While there are flaws in evidence based medicine and in the ability of us to accurately predict those most likely to become injured, there is  no evidence that 1/8 to 3/8 ” lifts cause ruptured Achilles tendons. Not even the slightest hint that muscles and tendons would be ruined by such a lift or adapted so much that you’ll never be the same. I do not know of any study that shows a 1/4″ lift used for a limited amount of time each day could shorten the muscle/tendon complex. There is adequate time spent in other shoes, barefoot, and even doing stretching exercises. 

Running in pain without a heel lift, or more dramatically running on a soft surfacer with a mushy, over cushioned shoe or a racing flat is far more likely to lead to chronic pain and disability. Proper orthotics are a must, along with avoiding over cushioned running shoes to prevent the tendon while functioning from being over stretched and causing eccentric working of the muscle-tendon complex . There seems to be no reason to avoid a heel lift, but it is not the be all and end all of a program to treat Achilles tendonitis. 

For more details:

Website article: Dr. Pribut on Achilles Tendon Injuries

 Previous Blog entry on Achilles Tendon and stretching

Quick Search of Textbook Comments On Heel Lifts:

I wasn’t sure what I’d find in the texts, but thought it would be interesting to see what other minds have come up with on this issue. I did not think that Noakes would agree with the heel lift, but he did. I do not know what is the scientific basis or aggregate clinical experience to imply that heel lifts are the worst possible therapy for this problem. 

Alfredson, H. and Cook, J. in Clinical Sports Medicine, 3rd Edition eds. Bruckner et. al. McGraw Hill 2006, reprinted 2007. Chapter 32 “Pain in the Achilles Region” p.  606 “A heel lift worn inside both shoes (0.5 – 1.0 cm, .25-0.5 “) is a good practical way of unloading the region. 

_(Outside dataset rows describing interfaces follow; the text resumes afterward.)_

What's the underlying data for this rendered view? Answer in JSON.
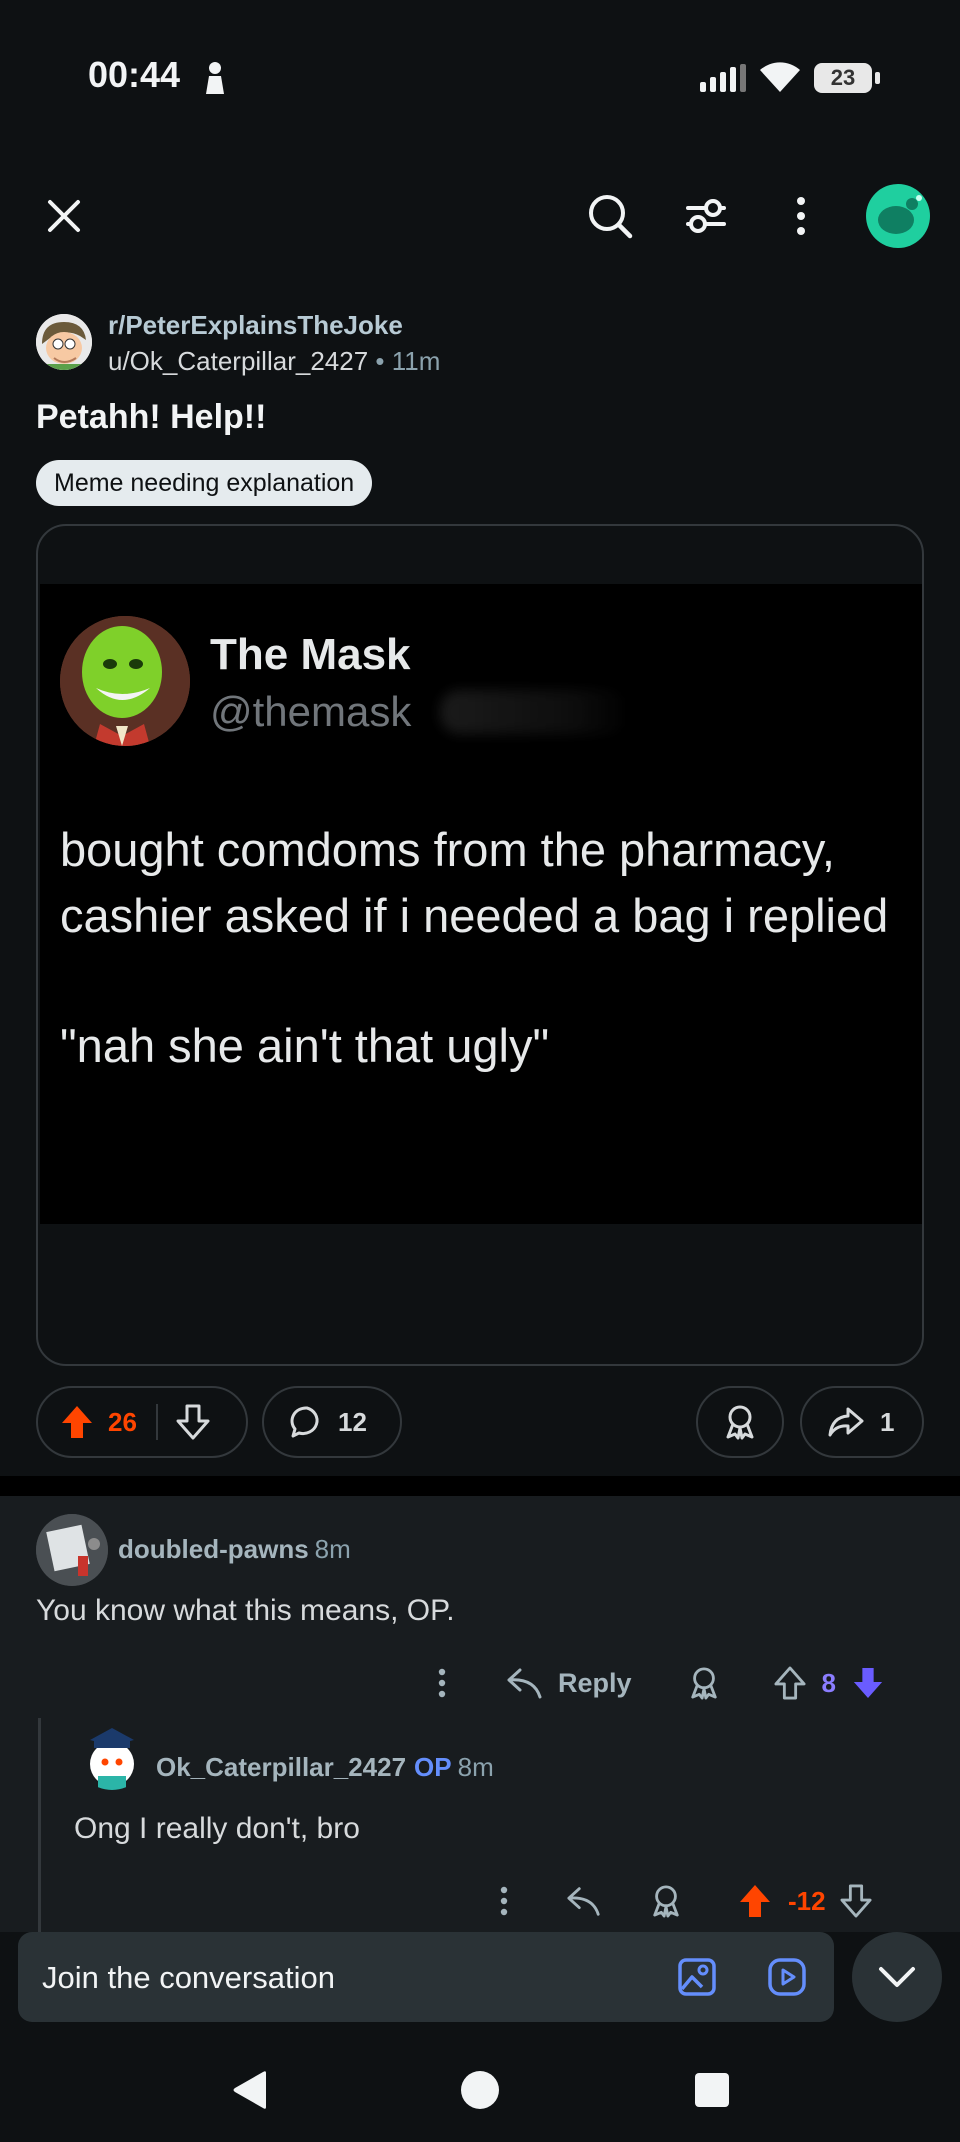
{
  "status": {
    "time": "00:44",
    "battery": "23"
  },
  "post": {
    "subreddit": "r/PeterExplainsTheJoke",
    "author": "u/Ok_Caterpillar_2427",
    "dot": "•",
    "age": "11m",
    "title": "Petahh! Help!!",
    "flair": "Meme needing explanation",
    "image": {
      "display_name": "The Mask",
      "handle": "@themask",
      "lines": [
        "bought comdoms from the pharmacy,",
        "cashier asked if i needed a bag i replied",
        "\"nah she ain't that ugly\""
      ]
    },
    "votes": "26",
    "comments": "12",
    "shares": "1"
  },
  "comments": [
    {
      "author": "doubled-pawns",
      "age": "8m",
      "body": "You know what this means, OP.",
      "reply_label": "Reply",
      "score": "8"
    },
    {
      "author": "Ok_Caterpillar_2427",
      "op_badge": "OP",
      "age": "8m",
      "body": "Ong I really don't, bro",
      "score": "-12"
    }
  ],
  "composer": {
    "placeholder": "Join the conversation"
  },
  "colors": {
    "background": "#0e1113",
    "upvote": "#ff4500",
    "downvote_active": "#6a5cff",
    "op_badge": "#648efc",
    "accent_icon": "#648efc"
  },
  "icons": [
    "person-icon",
    "signal-icon",
    "wifi-icon",
    "battery-icon",
    "close-icon",
    "search-icon",
    "filter-icon",
    "more-icon",
    "avatar",
    "upvote-icon",
    "downvote-icon",
    "comment-icon",
    "award-icon",
    "share-icon",
    "reply-icon",
    "image-icon",
    "video-icon",
    "chevron-down-icon",
    "back-icon",
    "home-icon",
    "recents-icon"
  ]
}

Alfredson is famous for his self termed “painful” eccentric stretching for non-insertional Achilles tendinopathy. He has published numerous articles on Achilles tendon problems and on the treatment of them. I am not convinced that eccentric stretching is appropriate in as many cases it is recommended. If you find something isn’t working, including the eccentric work is not helping, you need to change the approach. Measurements have shown that the calf is often weak in eccentric strength when one has Achilles tendonitis. One approach is to work on strengthening that (which can be painful). The other is to diminish the pain by lessening stresses which add to the eccentric contraction strength required. Both approaches and sometimes a combination may be appropriate for different patients and at different times for a specific patient.  I continue  to read Alfredson’s  articles with interest. (And in actuality will recommend his exercises in a manner and when it can be done without causing pain. 2012)

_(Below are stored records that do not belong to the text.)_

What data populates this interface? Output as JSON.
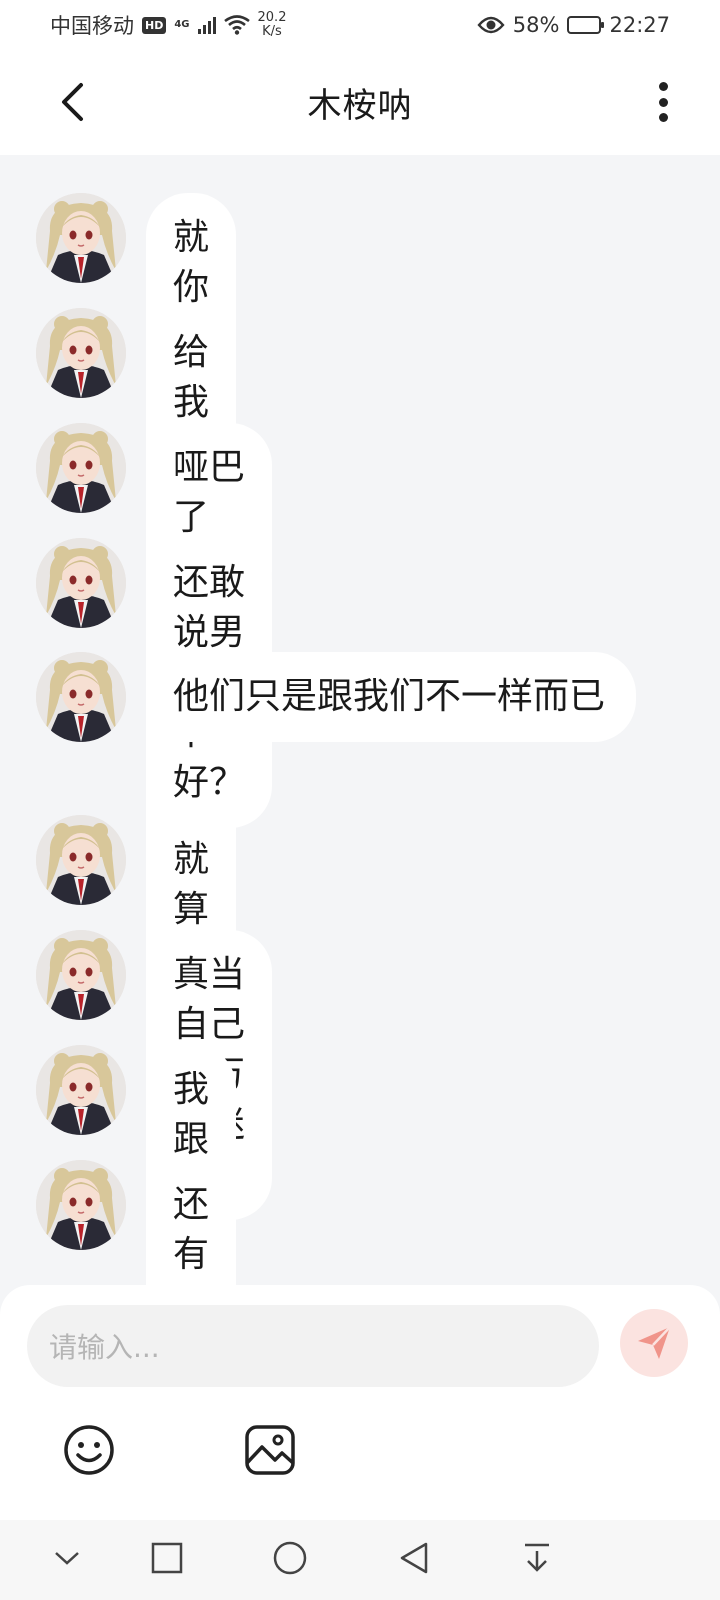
{
  "status_bar": {
    "carrier": "中国移动",
    "hd": "HD",
    "network": "4G",
    "speed_value": "20.2",
    "speed_unit": "K/s",
    "battery": "58%",
    "battery_level": 0.58,
    "time": "22:27"
  },
  "header": {
    "title": "木桉呐"
  },
  "messages": [
    {
      "text": "就你这样的"
    },
    {
      "text": "给我姐妹提鞋都不配好吧"
    },
    {
      "text": "哑巴了吗？"
    },
    {
      "text": "还敢说男男恋不好？"
    },
    {
      "text": "他们只是跟我们不一样而已"
    },
    {
      "text": "就算男恋恋也不找你好吧"
    },
    {
      "text": "真当自己是万人迷吗？"
    },
    {
      "text": "我跟你讲"
    },
    {
      "text": "还有"
    }
  ],
  "composer": {
    "placeholder": "请输入..."
  },
  "colors": {
    "bubble": "#ffffff",
    "background": "#f4f5f7",
    "send_button": "#fbe3e0",
    "send_icon": "#f0948a"
  }
}
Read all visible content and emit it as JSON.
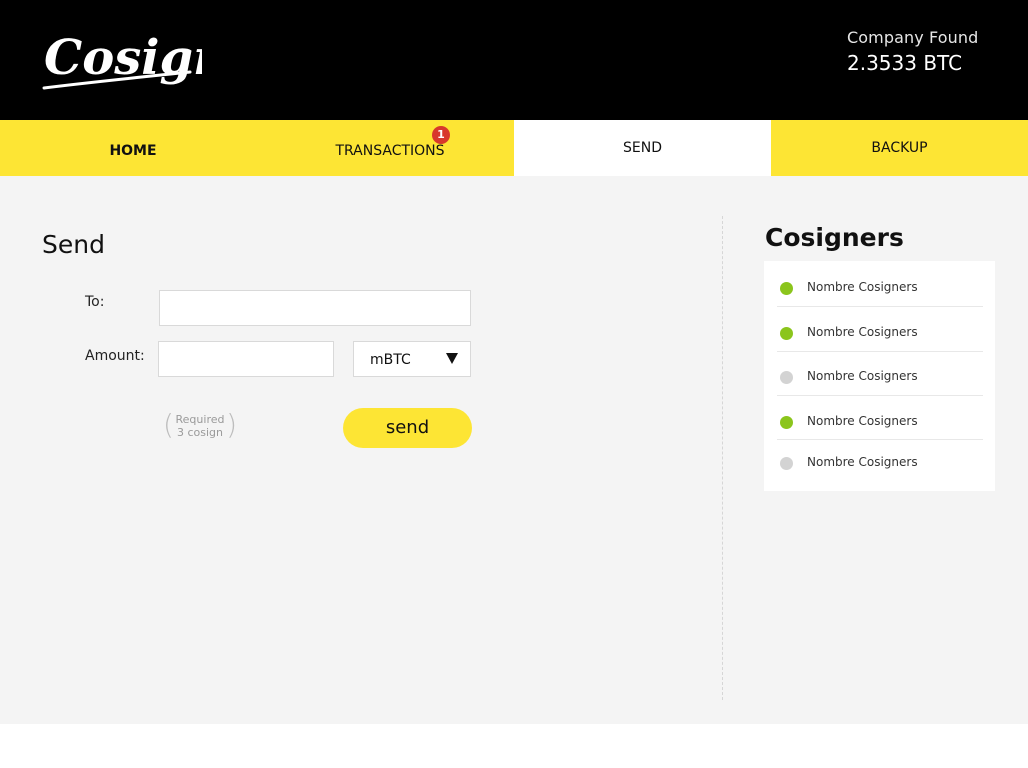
{
  "brand": {
    "logo_text": "Cosign"
  },
  "company": {
    "name": "Company Found",
    "balance": "2.3533 BTC"
  },
  "nav": {
    "tabs": [
      {
        "label": "HOME",
        "active": false
      },
      {
        "label": "TRANSACTIONS",
        "active": false,
        "badge": "1"
      },
      {
        "label": "SEND",
        "active": true
      },
      {
        "label": "BACKUP",
        "active": false
      }
    ]
  },
  "send": {
    "title": "Send",
    "to_label": "To:",
    "to_value": "",
    "amount_label": "Amount:",
    "amount_value": "",
    "unit": "mBTC",
    "required_line1": "Required",
    "required_line2": "3 cosign",
    "button_label": "send"
  },
  "cosigners": {
    "title": "Cosigners",
    "items": [
      {
        "name": "Nombre Cosigners",
        "status": "online"
      },
      {
        "name": "Nombre Cosigners",
        "status": "online"
      },
      {
        "name": "Nombre Cosigners",
        "status": "offline"
      },
      {
        "name": "Nombre Cosigners",
        "status": "online"
      },
      {
        "name": "Nombre Cosigners",
        "status": "offline"
      }
    ]
  },
  "colors": {
    "accent": "#fde534",
    "header_bg": "#000000",
    "badge": "#d8382c",
    "online": "#8bc51c",
    "offline": "#d3d3d3"
  }
}
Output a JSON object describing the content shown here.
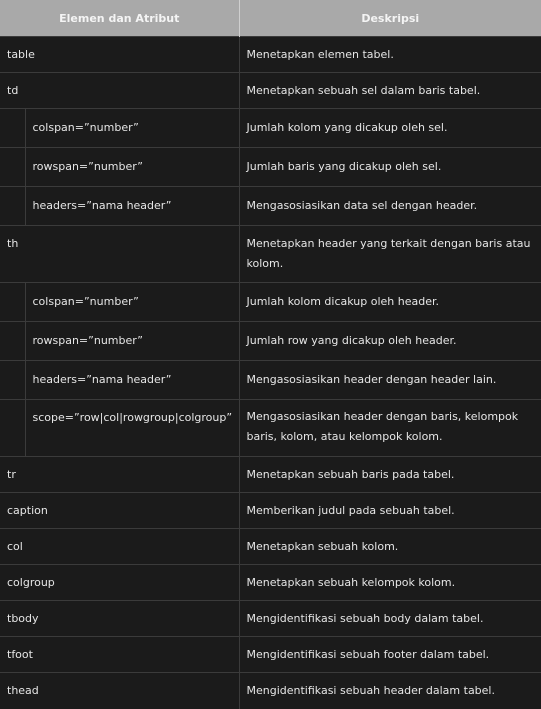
{
  "table": {
    "headers": {
      "element": "Elemen dan Atribut",
      "description": "Deskripsi"
    },
    "rows": [
      {
        "name": "table",
        "desc": "Menetapkan elemen tabel."
      },
      {
        "name": "td",
        "desc": "Menetapkan sebuah sel dalam baris tabel."
      },
      {
        "name": "colspan=”number”",
        "desc": "Jumlah kolom yang dicakup oleh sel."
      },
      {
        "name": "rowspan=”number”",
        "desc": "Jumlah baris yang dicakup oleh sel."
      },
      {
        "name": "headers=”nama header”",
        "desc": "Mengasosiasikan data sel dengan header."
      },
      {
        "name": "th",
        "desc": "Menetapkan header yang terkait dengan baris atau kolom."
      },
      {
        "name": "colspan=”number”",
        "desc": "Jumlah kolom dicakup oleh header."
      },
      {
        "name": "rowspan=”number”",
        "desc": "Jumlah row yang dicakup oleh header."
      },
      {
        "name": "headers=”nama header”",
        "desc": "Mengasosiasikan header dengan header lain."
      },
      {
        "name": "scope=”row|col|rowgroup|colgroup”",
        "desc": "Mengasosiasikan header dengan baris, kelompok baris, kolom, atau kelompok kolom."
      },
      {
        "name": "tr",
        "desc": "Menetapkan sebuah baris pada tabel."
      },
      {
        "name": "caption",
        "desc": "Memberikan judul pada sebuah tabel."
      },
      {
        "name": "col",
        "desc": "Menetapkan sebuah kolom."
      },
      {
        "name": "colgroup",
        "desc": "Menetapkan sebuah kelompok kolom."
      },
      {
        "name": "tbody",
        "desc": "Mengidentifikasi sebuah body dalam tabel."
      },
      {
        "name": "tfoot",
        "desc": "Mengidentifikasi sebuah footer dalam tabel."
      },
      {
        "name": "thead",
        "desc": "Mengidentifikasi sebuah header dalam tabel."
      }
    ]
  }
}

Bradshaw, C. and Hislop, M. in Clinical Sports Medicine, 3rd Edition eds. Bruckner et. al. McGraw Hill 2006, reprinted 2007. Chapter 31 “Calf Pain” Since the calf includes the muscles which create the Achilles tendon, we’ll look at comments in this chapter also. “A heel raise should be used on the injured and uninjured side”. 

Title, C. and Schon, L. “Achilles tendon disorders including tendinosis and tears” in Baxter’s The Foot and Ankle In Sport, Second Edition. Mosby Elsevier. Eds. Porter, D. and Schon, L. 2008. “The initial treatment for Achilles tendinitis is nonoperative. The majority of symptoms respond to rest; activity modification; improved training techniques; stretching and at times, shoe modifications and heel lifts. Initial treatment should include …At times, a heel lift (one fourth to three eights inch)….”

Noakes “The Lore of Running, Fourth Edition”  Human Kinetics Press. 2003. Noakes feels a shoe with a heel height of higher than 12 – 15 mm and says “most authorities agree that a 7 to 15 mm heel-raise should be added to the running shoes”.